Stellar-mass black holes with masses of about 10 suns indicate their existence by consuming components from the companion stars. In rare cases, supermassive black holes gather at the core of certain galaxies to create bright, compact regions known as quasars, which have masses that are millions to billions of times greater than our sun. Microquasars are a subclass of stellar-mass black holes that can eject highly magnetized plasma jets.
A new study by an international team of scientists reported on the Galactic microquasar dubbed GRS 1915+105. The team revealed a microquasar system’s features that have never been seen before.
Scientists discovered a quasi-periodic oscillation (QPO) signal in the radio band for the first time from any microquasar system, using Five-hundred-meter Aperture Spherical radio Telescope (FAST) in China.
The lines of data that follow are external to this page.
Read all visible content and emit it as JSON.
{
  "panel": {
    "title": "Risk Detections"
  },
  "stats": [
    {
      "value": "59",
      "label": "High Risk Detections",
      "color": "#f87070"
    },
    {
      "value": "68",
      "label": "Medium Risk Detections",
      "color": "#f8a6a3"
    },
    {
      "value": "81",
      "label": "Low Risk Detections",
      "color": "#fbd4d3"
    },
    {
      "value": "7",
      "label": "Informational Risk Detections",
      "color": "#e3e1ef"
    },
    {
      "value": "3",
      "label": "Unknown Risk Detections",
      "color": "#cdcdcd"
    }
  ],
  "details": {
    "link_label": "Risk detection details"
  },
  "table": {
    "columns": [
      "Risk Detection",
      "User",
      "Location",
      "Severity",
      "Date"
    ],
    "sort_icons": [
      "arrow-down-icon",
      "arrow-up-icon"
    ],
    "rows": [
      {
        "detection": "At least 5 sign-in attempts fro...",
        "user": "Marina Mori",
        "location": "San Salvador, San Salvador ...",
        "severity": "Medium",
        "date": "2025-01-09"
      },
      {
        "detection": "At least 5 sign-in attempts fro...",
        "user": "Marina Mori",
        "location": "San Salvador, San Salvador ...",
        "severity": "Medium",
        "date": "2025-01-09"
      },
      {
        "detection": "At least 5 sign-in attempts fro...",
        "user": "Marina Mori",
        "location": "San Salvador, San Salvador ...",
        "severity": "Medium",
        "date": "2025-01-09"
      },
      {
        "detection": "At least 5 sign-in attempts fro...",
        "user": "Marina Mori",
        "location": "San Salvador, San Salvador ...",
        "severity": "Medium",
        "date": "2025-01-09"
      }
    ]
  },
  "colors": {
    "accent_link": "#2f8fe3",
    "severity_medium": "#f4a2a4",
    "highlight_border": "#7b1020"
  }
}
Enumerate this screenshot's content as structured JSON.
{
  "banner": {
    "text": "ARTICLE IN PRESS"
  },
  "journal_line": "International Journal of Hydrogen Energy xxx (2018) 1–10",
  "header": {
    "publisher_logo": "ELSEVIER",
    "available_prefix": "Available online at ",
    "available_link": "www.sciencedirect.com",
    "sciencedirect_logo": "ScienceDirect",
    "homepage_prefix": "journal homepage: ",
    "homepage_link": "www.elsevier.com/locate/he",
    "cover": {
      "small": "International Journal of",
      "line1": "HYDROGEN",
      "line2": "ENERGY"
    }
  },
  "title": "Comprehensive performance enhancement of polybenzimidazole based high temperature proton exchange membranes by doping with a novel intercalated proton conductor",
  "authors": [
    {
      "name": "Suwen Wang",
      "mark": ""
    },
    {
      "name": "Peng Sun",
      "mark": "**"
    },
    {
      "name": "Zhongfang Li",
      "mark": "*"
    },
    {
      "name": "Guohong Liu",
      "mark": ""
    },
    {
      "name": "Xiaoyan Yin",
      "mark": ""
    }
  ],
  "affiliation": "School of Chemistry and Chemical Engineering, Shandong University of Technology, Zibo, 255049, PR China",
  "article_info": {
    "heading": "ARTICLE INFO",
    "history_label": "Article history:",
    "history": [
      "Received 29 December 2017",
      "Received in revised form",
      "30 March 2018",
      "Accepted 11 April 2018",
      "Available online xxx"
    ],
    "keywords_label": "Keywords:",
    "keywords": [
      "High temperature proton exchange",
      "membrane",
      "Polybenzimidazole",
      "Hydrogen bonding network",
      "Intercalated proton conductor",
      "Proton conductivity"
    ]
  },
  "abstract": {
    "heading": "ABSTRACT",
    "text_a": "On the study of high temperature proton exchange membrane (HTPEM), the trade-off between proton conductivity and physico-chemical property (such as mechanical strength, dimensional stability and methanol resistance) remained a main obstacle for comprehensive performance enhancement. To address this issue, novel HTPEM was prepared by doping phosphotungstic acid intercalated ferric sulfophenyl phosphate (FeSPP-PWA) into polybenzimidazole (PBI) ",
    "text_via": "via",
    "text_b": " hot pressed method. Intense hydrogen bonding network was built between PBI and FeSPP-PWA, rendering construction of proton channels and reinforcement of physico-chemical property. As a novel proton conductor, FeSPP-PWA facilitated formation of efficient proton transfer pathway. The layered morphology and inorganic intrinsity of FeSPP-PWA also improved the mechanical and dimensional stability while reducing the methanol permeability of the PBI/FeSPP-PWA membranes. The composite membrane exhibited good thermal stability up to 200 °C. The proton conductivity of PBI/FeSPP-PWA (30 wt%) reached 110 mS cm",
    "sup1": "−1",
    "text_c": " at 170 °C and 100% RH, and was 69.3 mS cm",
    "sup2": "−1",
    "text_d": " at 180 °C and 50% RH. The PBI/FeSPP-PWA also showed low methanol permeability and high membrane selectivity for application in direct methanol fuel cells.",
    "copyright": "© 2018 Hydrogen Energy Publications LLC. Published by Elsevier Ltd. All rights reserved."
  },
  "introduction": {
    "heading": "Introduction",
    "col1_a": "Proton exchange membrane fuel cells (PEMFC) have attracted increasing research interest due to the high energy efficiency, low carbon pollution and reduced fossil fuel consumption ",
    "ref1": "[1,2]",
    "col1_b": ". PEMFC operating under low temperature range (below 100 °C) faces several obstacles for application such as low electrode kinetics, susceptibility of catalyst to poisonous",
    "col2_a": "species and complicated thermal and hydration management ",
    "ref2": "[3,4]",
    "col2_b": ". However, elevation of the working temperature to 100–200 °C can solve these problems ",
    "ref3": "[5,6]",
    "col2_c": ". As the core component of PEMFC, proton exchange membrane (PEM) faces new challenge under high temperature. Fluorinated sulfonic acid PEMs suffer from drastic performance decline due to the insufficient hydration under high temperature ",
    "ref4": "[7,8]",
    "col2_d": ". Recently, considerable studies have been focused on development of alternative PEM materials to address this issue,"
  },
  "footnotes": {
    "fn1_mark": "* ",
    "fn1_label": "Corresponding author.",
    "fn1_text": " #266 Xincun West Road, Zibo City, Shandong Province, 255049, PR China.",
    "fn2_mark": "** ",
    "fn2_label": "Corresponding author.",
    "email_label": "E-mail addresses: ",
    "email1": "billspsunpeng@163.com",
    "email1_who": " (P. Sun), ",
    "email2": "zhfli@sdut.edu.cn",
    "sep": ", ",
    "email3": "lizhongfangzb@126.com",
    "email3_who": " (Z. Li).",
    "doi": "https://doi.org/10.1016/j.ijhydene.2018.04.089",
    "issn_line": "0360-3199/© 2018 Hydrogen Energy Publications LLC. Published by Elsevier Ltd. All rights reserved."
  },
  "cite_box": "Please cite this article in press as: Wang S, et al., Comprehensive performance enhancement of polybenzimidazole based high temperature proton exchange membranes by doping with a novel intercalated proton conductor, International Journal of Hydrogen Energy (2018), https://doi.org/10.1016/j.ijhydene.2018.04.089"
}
Astronomers use QPOs to understand how stellar systems like black holes function.
Wei Wang, a professor at China’s Wuhan University who led the team that made the discovery, said, “The peculiar QPO signal has a rough period of 0.2 seconds or a frequency of about 5 Hertz. Such a signal does not always exist and only appears under special physical conditions. Our team was lucky to catch the signal twice — in January 2021 and June 2022, respectively.”
UNLV astrophysicist Bing Zhang reported, “This unique feature may provide the first evidence of activity from a “jet” launched by a Galactic stellar-mass black hole. Under certain conditions, some black hole binary systems launch a jet — a mix of parallel beams of charged matter and a magnetic field that moves swiftly approaching the speed of light.”
“In accreting black hole systems, X-rays usually probe the accretion disk around the black hole while radio emission usually probes the jet launched from the disk and the black hole. The detailed mechanism to induce temporal modulation in a relativistic jet is not identified. Still, one plausible mechanism would be that the jet is underlying precession, which means the jet direction is regularly pointing towards different directions and returns to the original direction once every about 0.2 seconds.”
“A misalignment between the spin axis of the black hole and its accretion disk (extremely hot, bright spinning gasses surrounding the black hole) could cause this effect, which is a natural consequence of a dragging of spacetime near a rapidly spinning black hole.”